Your task is to copy every line of the entries that contains "true".

====== MATERIAL PROVIDED

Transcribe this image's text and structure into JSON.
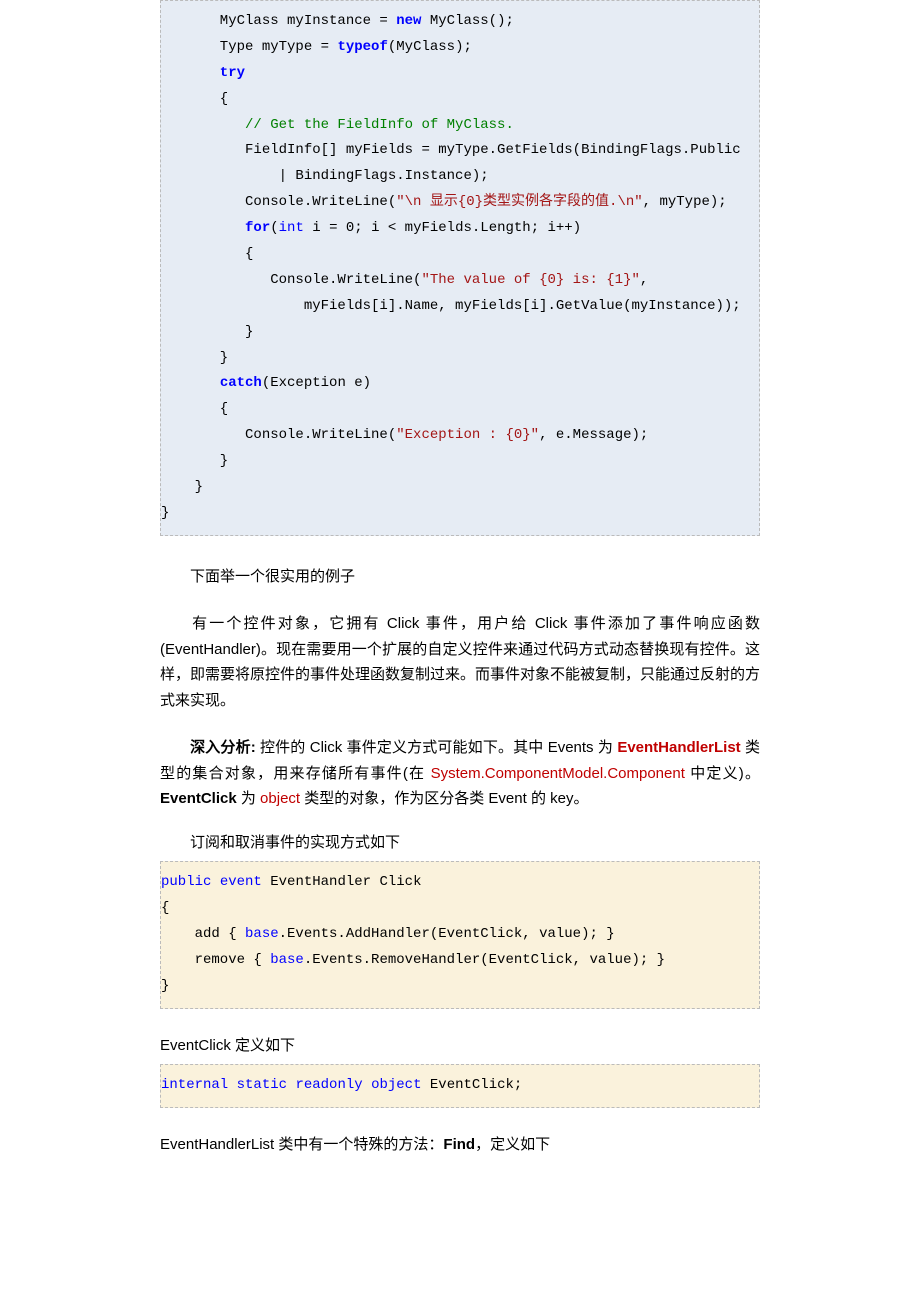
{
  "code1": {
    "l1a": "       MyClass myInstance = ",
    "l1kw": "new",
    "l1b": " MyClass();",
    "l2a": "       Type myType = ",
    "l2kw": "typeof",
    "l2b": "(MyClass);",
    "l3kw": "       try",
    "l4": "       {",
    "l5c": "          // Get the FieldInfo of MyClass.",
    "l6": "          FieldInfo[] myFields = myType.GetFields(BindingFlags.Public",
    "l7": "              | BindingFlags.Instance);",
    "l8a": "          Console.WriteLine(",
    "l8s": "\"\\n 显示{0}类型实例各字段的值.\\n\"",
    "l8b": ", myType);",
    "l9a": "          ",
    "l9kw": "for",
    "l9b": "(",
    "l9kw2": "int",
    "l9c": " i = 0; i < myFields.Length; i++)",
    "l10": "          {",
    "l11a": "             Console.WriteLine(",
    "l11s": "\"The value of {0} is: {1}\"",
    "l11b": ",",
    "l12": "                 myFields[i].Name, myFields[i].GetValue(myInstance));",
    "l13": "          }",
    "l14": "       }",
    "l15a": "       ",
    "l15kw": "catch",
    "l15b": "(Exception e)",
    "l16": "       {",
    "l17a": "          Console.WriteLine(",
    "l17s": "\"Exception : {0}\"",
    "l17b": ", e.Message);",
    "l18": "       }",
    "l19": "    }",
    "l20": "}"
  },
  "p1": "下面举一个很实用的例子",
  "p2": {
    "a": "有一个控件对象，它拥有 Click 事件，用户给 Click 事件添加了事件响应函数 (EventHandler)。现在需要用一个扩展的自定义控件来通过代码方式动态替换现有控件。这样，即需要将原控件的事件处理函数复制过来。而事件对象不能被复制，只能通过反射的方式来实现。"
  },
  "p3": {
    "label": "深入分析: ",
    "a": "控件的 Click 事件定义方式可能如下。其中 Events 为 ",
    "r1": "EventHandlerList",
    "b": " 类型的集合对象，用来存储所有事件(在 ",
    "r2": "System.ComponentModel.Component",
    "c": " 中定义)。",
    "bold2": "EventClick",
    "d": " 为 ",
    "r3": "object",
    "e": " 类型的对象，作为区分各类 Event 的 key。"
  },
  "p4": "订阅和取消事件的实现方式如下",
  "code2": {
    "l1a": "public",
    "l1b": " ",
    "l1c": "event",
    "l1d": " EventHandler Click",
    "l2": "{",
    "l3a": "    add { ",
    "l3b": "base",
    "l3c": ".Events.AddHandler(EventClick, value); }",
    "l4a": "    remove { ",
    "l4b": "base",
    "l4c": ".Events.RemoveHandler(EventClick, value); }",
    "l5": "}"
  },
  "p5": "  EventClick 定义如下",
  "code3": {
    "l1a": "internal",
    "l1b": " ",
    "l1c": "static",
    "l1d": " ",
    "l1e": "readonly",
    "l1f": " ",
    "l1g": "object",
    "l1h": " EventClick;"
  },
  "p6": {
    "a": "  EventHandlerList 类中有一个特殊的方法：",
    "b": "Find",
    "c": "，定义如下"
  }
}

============
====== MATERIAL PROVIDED

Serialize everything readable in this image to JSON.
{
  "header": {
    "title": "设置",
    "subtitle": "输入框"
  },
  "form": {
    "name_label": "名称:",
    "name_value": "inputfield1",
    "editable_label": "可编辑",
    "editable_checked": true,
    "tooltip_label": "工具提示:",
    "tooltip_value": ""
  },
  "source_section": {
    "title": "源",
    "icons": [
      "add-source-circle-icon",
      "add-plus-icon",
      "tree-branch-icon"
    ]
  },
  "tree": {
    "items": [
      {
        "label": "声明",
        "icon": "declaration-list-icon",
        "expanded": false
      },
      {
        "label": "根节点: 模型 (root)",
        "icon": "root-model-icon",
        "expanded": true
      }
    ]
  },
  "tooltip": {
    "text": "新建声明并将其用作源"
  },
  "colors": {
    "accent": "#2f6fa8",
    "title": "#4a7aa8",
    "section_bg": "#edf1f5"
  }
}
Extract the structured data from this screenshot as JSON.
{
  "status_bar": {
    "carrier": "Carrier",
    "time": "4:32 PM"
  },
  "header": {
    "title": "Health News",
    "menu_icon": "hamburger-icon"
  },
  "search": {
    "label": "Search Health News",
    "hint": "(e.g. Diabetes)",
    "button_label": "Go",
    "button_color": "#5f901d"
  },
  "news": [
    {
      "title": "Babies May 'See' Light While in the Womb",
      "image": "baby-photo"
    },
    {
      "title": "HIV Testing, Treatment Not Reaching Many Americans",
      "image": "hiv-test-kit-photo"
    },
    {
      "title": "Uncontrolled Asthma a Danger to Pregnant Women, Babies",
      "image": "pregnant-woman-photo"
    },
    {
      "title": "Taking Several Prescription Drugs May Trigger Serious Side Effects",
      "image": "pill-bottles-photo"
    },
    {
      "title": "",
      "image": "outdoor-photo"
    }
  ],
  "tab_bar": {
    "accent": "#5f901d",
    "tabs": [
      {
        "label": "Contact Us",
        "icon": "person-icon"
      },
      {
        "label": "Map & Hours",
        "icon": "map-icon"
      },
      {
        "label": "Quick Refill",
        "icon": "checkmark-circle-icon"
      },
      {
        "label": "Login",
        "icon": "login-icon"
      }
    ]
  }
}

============

- REPLY -
    "editable_checked": true,
        "expanded": true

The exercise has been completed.